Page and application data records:
◇ ◇ ◇ ◇ ◇
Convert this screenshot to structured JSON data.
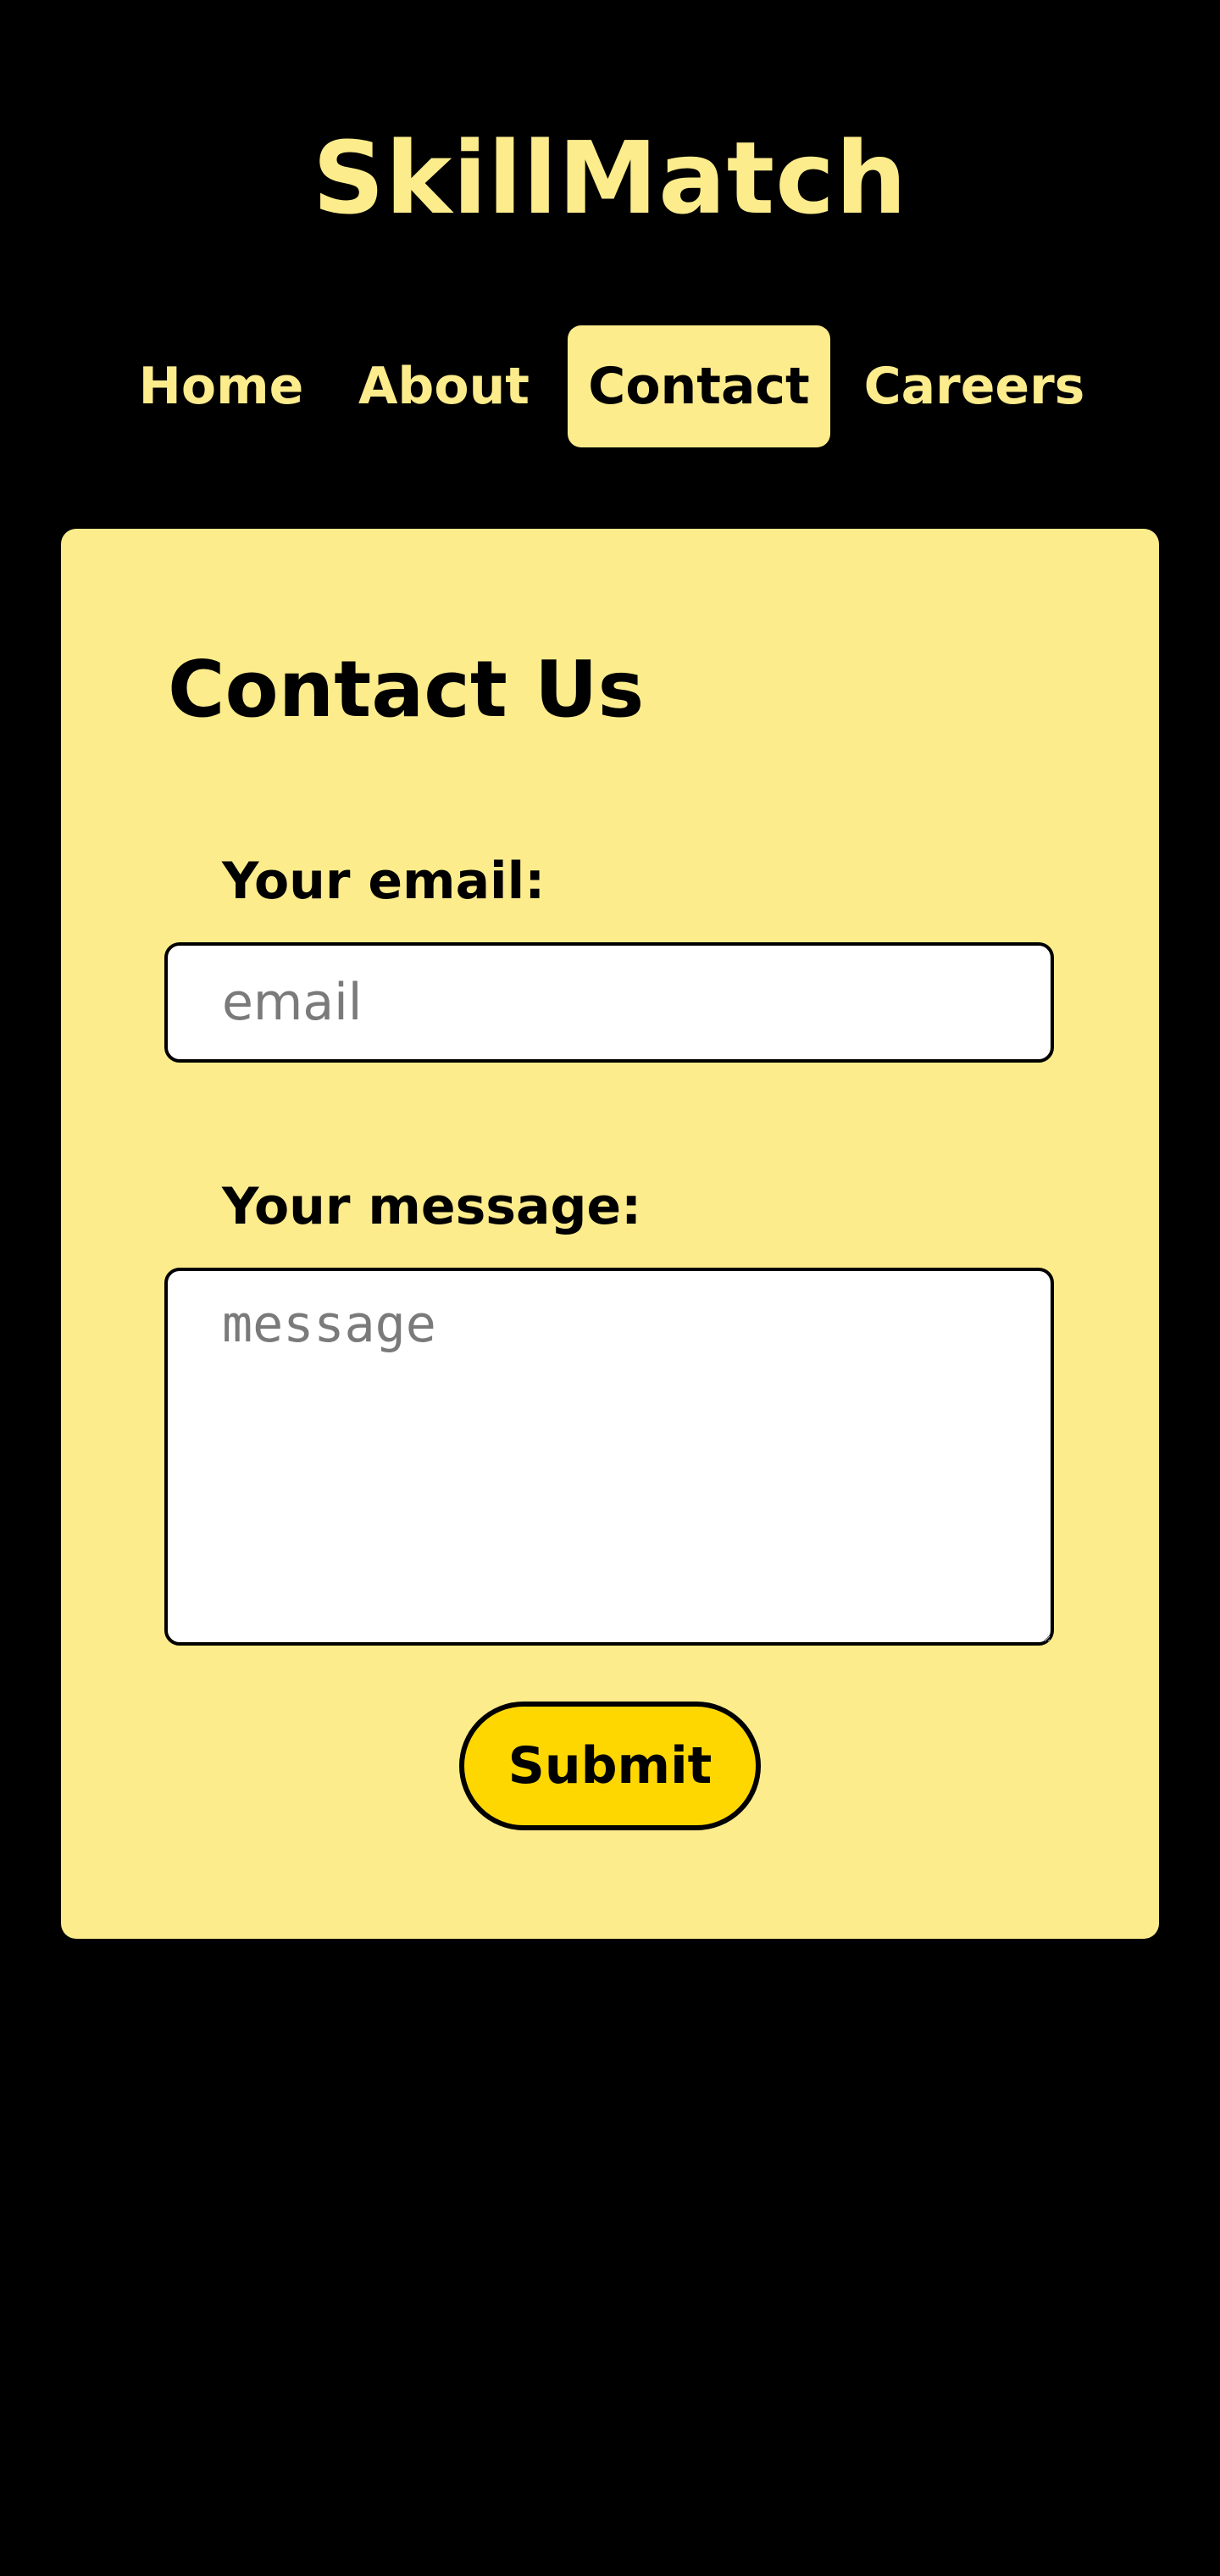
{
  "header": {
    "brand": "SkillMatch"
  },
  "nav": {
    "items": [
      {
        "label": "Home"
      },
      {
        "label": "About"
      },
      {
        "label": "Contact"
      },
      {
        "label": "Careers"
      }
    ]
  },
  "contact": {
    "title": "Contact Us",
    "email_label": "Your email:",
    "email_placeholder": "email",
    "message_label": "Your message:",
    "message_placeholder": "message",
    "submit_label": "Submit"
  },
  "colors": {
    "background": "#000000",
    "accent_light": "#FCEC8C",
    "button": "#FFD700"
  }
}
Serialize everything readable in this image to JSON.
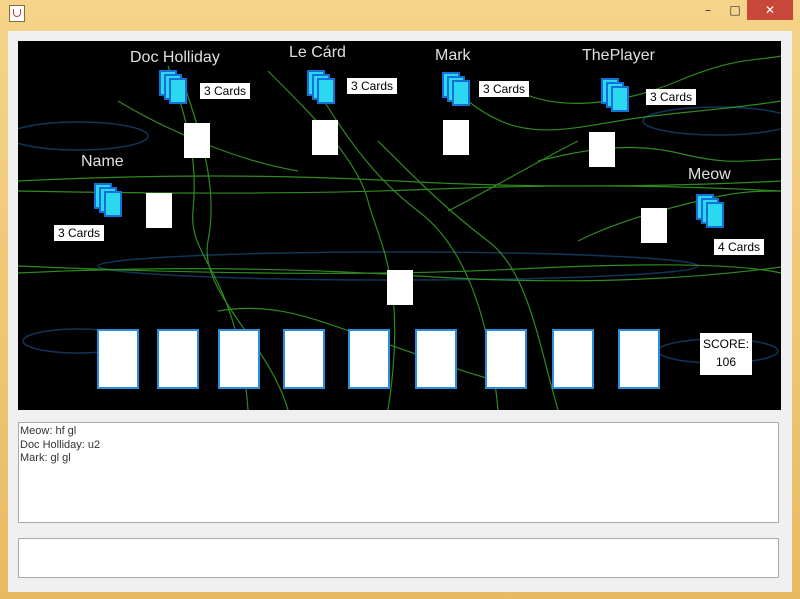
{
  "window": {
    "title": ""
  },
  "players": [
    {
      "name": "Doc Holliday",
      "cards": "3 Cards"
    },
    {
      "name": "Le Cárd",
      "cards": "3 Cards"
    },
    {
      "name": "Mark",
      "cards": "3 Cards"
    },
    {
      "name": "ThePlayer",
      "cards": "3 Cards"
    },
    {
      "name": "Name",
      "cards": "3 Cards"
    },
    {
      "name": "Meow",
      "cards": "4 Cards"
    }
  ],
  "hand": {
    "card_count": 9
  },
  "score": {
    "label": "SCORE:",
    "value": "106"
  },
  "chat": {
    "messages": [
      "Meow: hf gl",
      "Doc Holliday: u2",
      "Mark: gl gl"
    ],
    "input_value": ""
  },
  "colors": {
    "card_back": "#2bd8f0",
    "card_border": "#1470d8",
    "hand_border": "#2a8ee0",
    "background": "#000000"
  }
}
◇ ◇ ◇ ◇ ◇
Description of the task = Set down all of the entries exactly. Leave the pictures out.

Output of the task =
Convert this screenshot to structured JSON data.
{
  "header": {
    "brand": "SkillMatch"
  },
  "nav": {
    "items": [
      {
        "label": "Home"
      },
      {
        "label": "About"
      },
      {
        "label": "Contact"
      },
      {
        "label": "Careers"
      }
    ]
  },
  "contact": {
    "title": "Contact Us",
    "email_label": "Your email:",
    "email_placeholder": "email",
    "message_label": "Your message:",
    "message_placeholder": "message",
    "submit_label": "Submit"
  },
  "colors": {
    "background": "#000000",
    "accent_light": "#FCEC8C",
    "button": "#FFD700"
  }
}
Serialize everything readable in this image to JSON.
{
  "window": {
    "title": ""
  },
  "players": [
    {
      "name": "Doc Holliday",
      "cards": "3 Cards"
    },
    {
      "name": "Le Cárd",
      "cards": "3 Cards"
    },
    {
      "name": "Mark",
      "cards": "3 Cards"
    },
    {
      "name": "ThePlayer",
      "cards": "3 Cards"
    },
    {
      "name": "Name",
      "cards": "3 Cards"
    },
    {
      "name": "Meow",
      "cards": "4 Cards"
    }
  ],
  "hand": {
    "card_count": 9
  },
  "score": {
    "label": "SCORE:",
    "value": "106"
  },
  "chat": {
    "messages": [
      "Meow: hf gl",
      "Doc Holliday: u2",
      "Mark: gl gl"
    ],
    "input_value": ""
  },
  "colors": {
    "card_back": "#2bd8f0",
    "card_border": "#1470d8",
    "hand_border": "#2a8ee0",
    "background": "#000000"
  }
}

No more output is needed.